Opposition to bullfighting is mounting. In April 2004, the Barcelona City Council declared Barcelona an anti-bullfighting city in an effort to eventually ban this primitive blood sport, and in November 2008, the Initiative for Catalonia Greens, one of the three main political parties in Catalonia, resolved to oppose bullfighting and other forms of cruelty to animals. In total, 52 Catalán municipalities have declared themselves anti-bullfighting, and a motion has been submitted to the Catalonian Parliament that could expand existing cruelty-to-animals laws to include bullfighting. According to a Gallup survey taken in October 2006, 72 percent of Spaniards show no interest in bullfights, up from 54 percent in the 1980s.
Despite the name, Portuguese bullfights are anything but bloodless. The bull is stabbed with banderillas by a matador on horseback, causing deep wounds and significant blood loss. The bull is then tormented by eight forcados, seven of whom grab the animal's head while the eighth pulls on his tail, eventually stopping the exhausted animal. The bull is then dragged out of the arena and left bleeding to await his slaughter, hours or even days later.
Bulls aren't the only victims in bullfights. Horses are used to carry people with spears and other weapons in order to stab the bull to weaken him. Horses used in bullfights are blindfolded and sometimes have wads of newspaper stuffed in their ears so that they won't be spooked by the charging bull or the noise of the crowd. These animals are often gored as riders force them to move close to the terrified bulls, who try to protect themselves. Each year, approximately 200 horses are killed in bullrings around the world.

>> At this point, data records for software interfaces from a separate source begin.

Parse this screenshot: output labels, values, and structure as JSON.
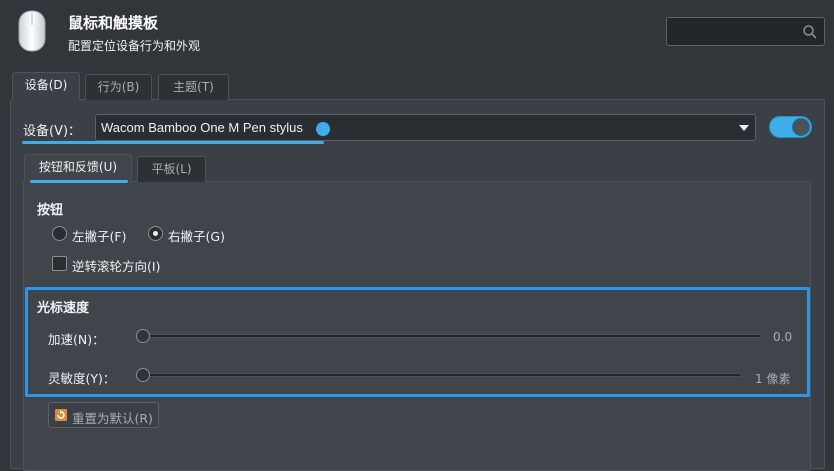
{
  "header": {
    "title": "鼠标和触摸板",
    "subtitle": "配置定位设备行为和外观",
    "search": {
      "placeholder": "",
      "icon": "search-icon"
    },
    "app_icon": "mouse-icon"
  },
  "tabs": [
    {
      "label": "设备(D)",
      "active": true
    },
    {
      "label": "行为(B)",
      "active": false
    },
    {
      "label": "主题(T)",
      "active": false
    }
  ],
  "device": {
    "label": "设备(V)：",
    "selected": "Wacom Bamboo One M Pen stylus",
    "enabled": true
  },
  "subtabs": [
    {
      "label": "按钮和反馈(U)",
      "active": true
    },
    {
      "label": "平板(L)",
      "active": false
    }
  ],
  "buttons_section": {
    "heading": "按钮",
    "left_handed_label": "左撇子(F)",
    "right_handed_label": "右撇子(G)",
    "selected": "right",
    "reverse_scroll_label": "逆转滚轮方向(I)",
    "reverse_scroll_checked": false
  },
  "pointer_speed": {
    "heading": "光标速度",
    "acceleration": {
      "label": "加速(N)：",
      "value_text": "0.0",
      "level": 0
    },
    "sensitivity": {
      "label": "灵敏度(Y)：",
      "value_text": "1 像素",
      "level": 0
    }
  },
  "reset_button": {
    "label": "重置为默认(R)",
    "icon": "reset-icon"
  },
  "colors": {
    "accent": "#3daee9",
    "background": "#31363b",
    "highlight_border": "#2e95e8"
  }
}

Almost all of us grew up eating meat, wearing leather, and going to circuses and zoos. We never considered the impact of these actions on the animals involved. For whatever reason, you are now asking the question: Why should animals have rights? Read more.